If you are off the network and you save to a network path, your tasks are simply unavailable unless you keep a copy in your local store (which most wouldn’t).
Here’s what I propose to do. This will require changing the import and export processes (trivial), making a change to the preferences (trivial), and updating the run code for the macros (little less trivial).
First, the _tasks.txt file will have all filepaths removed. Items will only be referenced by filenames. Example:
Main task with a whole lot of text is right here tasksfile-2016_03_18_052022564.txt SHIFT+F1 AAR Library tasksfile-2016_03_18_052317664.txt TLA tasksfile-2016_04_19_113756870.txt
The program already sets the taskfile path so that it can run tasks that are on the network, this will continue that process of normalization. Now, no file paths will be part of the string, and access to task locations will be completely tied to the information set in the preferences.
This will make tasks more portable as I no longer have to fix paths.
Makes it easier to provide automatic import of tasks when first setting up a network location
Allows me, for the first time, to provide local caching of networked caches so that if a user is configured to use a network location, is offline, their tasks will continue to be available. At this point, I’m thinking caches would be updated when the user opens MarcEdit, or makes a change to a network task. The assumption, for simplicities sake, is that if you are using a network drive, you cannot edit local networked tasks – and I’ll likely find a way to enforce that to avoid problems with caching and updates.
If you use a networked task, you won’t be able to edit the offline cache when you are offline. You’ll still have access to your tasks (which isn’t true today), but you won’t be allowed to change them.
This isn’t possible with the task manager, but in theory, someone could code tasks to live in locations other than the places MarcEdit manages. This would go away. All tasks would need to be managed within the defined network path, or the local tasks folder.

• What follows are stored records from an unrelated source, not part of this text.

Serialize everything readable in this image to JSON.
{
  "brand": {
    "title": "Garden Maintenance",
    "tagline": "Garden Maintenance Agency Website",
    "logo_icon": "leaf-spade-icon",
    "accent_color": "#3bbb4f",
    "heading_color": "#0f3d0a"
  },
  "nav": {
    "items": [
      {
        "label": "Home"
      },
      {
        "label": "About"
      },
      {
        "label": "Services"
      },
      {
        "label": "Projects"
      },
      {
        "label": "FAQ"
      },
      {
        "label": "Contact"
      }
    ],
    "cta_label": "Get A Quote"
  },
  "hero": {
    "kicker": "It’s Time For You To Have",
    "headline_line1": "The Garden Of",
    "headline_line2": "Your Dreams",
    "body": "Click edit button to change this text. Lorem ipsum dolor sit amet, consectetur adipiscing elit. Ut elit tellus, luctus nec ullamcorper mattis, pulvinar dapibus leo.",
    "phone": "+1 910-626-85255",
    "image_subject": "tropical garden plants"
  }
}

Using GUIDs for filenames, it shouldn’t happen – but there is always the theoretical chance of duplicate files being created. I’ll need to ensure I keep checks to make sure that doesn’t happen, which complicates management slightly.
Second – Tasks themselves….
Presently, when a task references a task list, it uses the full path. Again, the path will be removed to just the filename. The same pros and cons apply here as above.
For users using tasks, you honestly shouldn’t see a difference. The first time you’d run the program, MarcEdit would likely modify the tasks that you have (network or otherwise) and things would just go as is. If you are creating a new networked folder, you’d see a new option in the locations preference that would allow you to automatically copy your current tasks to the network when setting that up. And, if you are offline and a networked user, you’ll find that you now have access to your networked tasks. Though, this part represents one more behavior change – presently, if you have networked tasks, you can take yourself offline and create and run tasks local to you. In the above format, that goes away since MarcEdit will be caching your network tasks locally in a .network location. If the current functionality is still desired (i.e., folks have workflows where they have are connected to the network for shared tasks, but disconnect to run local only to them tasks), I may be able to setup something so that the task runner checks both the .network and local task directories. My preference would be to not to, but I understand that the current behavior has been around for years now, and I really would like to minimize the impact of making these changes.